Office 2007 for dummies by Wallace Wang
As I'm now expected to use Outlook at a much higher level than I was before I thought now would be a good time to check I am using it to its full capabilities. This is a fairly basic book, covering the essential functions of Word, Excel, Access, Powerpoint and Outlook, and most of it I could already do perfectly happily, but it did give me some useful tips to use in Outlook, so was worth dipping into.I now have a beautifully colour-coordinated task list with things to tick off and my life all organised. Possibly. I think if you wanted anything more detailed about the individual programs it would be worth getting the individual for dummies books for each program.

Attracting birds to your garden by Stephen Moss and David Cottridge
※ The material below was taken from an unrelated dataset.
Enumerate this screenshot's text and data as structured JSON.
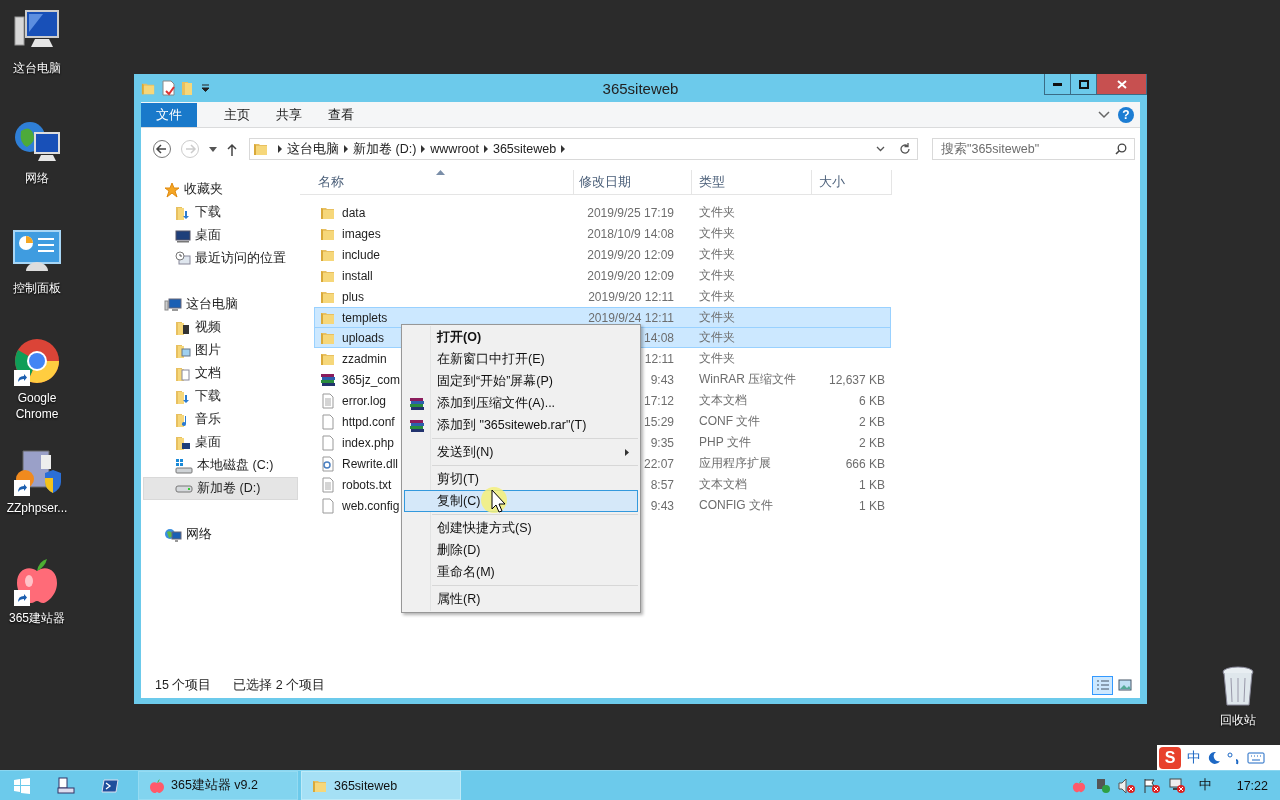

I thought I might get some good ideas from this book, but it was a bit disappointing. It's written at quite a basic level, and most of the information you could get quite easily online from somewhere like the RSPB. It's also got some quite bizarre editing - many of the pages use "layering", where you have an intro short paragraph, then a more indepth one, then a lot more detail further on. When I'm writing text using layering I put something to grab your attention in the first paragraph, then add more detail, then put a whole lot more. But this book just repeats the same thing - so you end up with the same information repeated three times on the same page!